  10. Sustained Angiopoietin-2 Expression Disrupts Vessel Formation and Inhibits Glioma Growth

    Directory of Open Access Journals (Sweden)

    Ok-Hee Lee

    2006-05-01

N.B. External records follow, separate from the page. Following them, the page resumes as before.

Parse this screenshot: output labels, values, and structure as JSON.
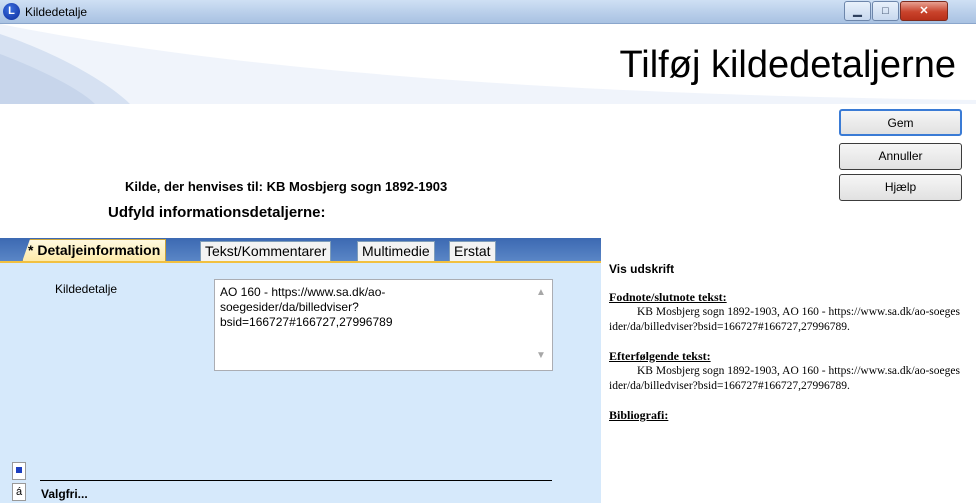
{
  "window": {
    "title": "Kildedetalje",
    "app_icon_letter": "L",
    "min_glyph": "▁",
    "max_glyph": "□",
    "close_glyph": "✕"
  },
  "header": {
    "title": "Tilføj kildedetaljerne"
  },
  "buttons": {
    "save": "Gem",
    "cancel": "Annuller",
    "help": "Hjælp"
  },
  "source_line": "Kilde, der henvises til: KB Mosbjerg sogn 1892-1903",
  "instruction": "Udfyld informationsdetaljerne:",
  "tabs": [
    {
      "label": "* Detaljeinformation",
      "active": true
    },
    {
      "label": "Tekst/Kommentarer",
      "active": false
    },
    {
      "label": "Multimedie",
      "active": false
    },
    {
      "label": "Erstat",
      "active": false
    }
  ],
  "form": {
    "detail_label": "Kildedetalje",
    "detail_value": "AO 160 - https://www.sa.dk/ao-\nsoegesider/da/billedviser?\nbsid=166727#166727,27996789",
    "optional_label": "Valgfri...",
    "side_glyph": "á"
  },
  "preview": {
    "title": "Vis udskrift",
    "footnote_header": "Fodnote/slutnote tekst:",
    "footnote_text": "KB Mosbjerg sogn 1892-1903, AO 160 - https://www.sa.dk/ao-soegesider/da/billedviser?bsid=166727#166727,27996789.",
    "subsequent_header": "Efterfølgende tekst:",
    "subsequent_text": "KB Mosbjerg sogn 1892-1903, AO 160 - https://www.sa.dk/ao-soegesider/da/billedviser?bsid=166727#166727,27996789.",
    "bibliography_header": "Bibliografi:"
  },
  "colors": {
    "tab_strip": "#3c69b2",
    "panel_bg": "#d6e9fb",
    "active_tab": "#fde9a6",
    "banner_blue": "#9fb9dd"
  },
  "icons": [
    "app-icon",
    "minimize-icon",
    "maximize-icon",
    "close-icon",
    "scroll-up-icon",
    "scroll-down-icon"
  ]
}
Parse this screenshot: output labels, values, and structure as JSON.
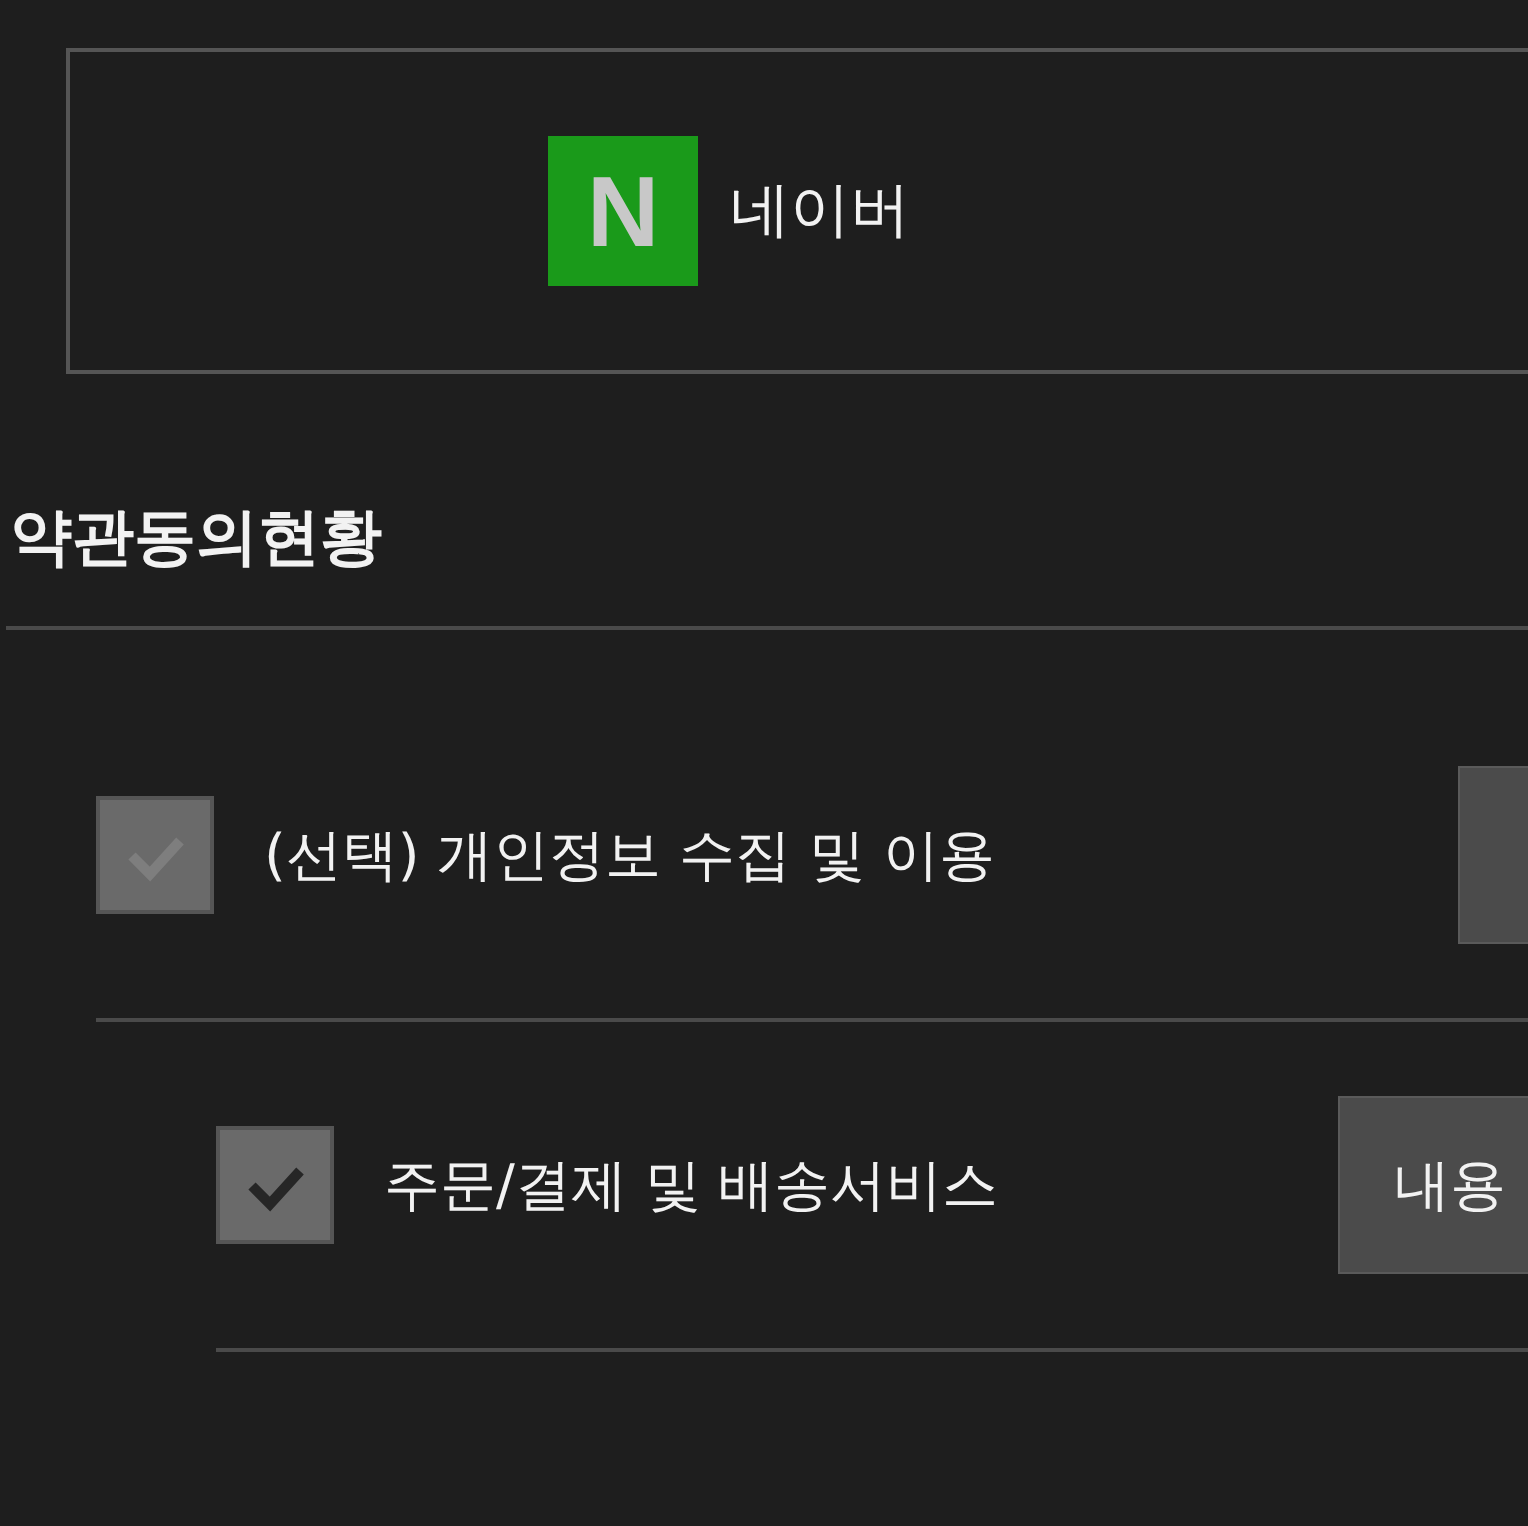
{
  "login_provider": {
    "logo_letter": "N",
    "label": "네이버"
  },
  "terms": {
    "title": "약관동의현황",
    "items": [
      {
        "label": "(선택) 개인정보 수집 및 이용",
        "checked": false,
        "children": [
          {
            "label": "주문/결제 및 배송서비스",
            "checked": true,
            "button": "내용"
          }
        ]
      }
    ]
  }
}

    Full Text Available Systematic analyses of the expression of angiogenic regulators in cancer models should yield useful information for the development of novel therapies for malignant gliomas. In this study, we analyzed tumor growth, vascularization, and angiopoietin-2 (Ang2 expression during the development of U-87 MG xenografts. We found that tumoral angiogenesis in this model follows a multistage process characterized by avascular, prolific peripheral angiogenesis, and late vascular phases. On day 4, we observed an area of central necrosis, a peripheral ring of Ang2-positive glioma cells, and reactive Ang2-positive vascular structures in the tumor/brain interface. When the tumor had developed a vascular network, Ang2 was expressed only in peripheral vascular structures. Because Ang2 expression was downmodulated in the late stages of development, probably to maintain a stable tumoral vasculature, we next studied whether sustained Ang2 expression might impair vascular development and, ultimately, tumor growth. Ang2 prevented the formation of capillary-like structures and impaired angiogenesis in a chorioallantoic membrane chicken model. Finally, we tested the effect of sustained Ang2 expression on U-87 MG xenograff development. Ang2 significantly prolonged the survival of intracranial U-87 MG tumor-bearing animals. Examination of Ang2treated xenograffs revealed areas of tumor necrosis and vascular damage. We therefore conclude that deregulated Ang2 expression during gliomagenesis hindered successful angiogenesis and that therapies that sustain Ang2 expression might be effective against malignant gliomas.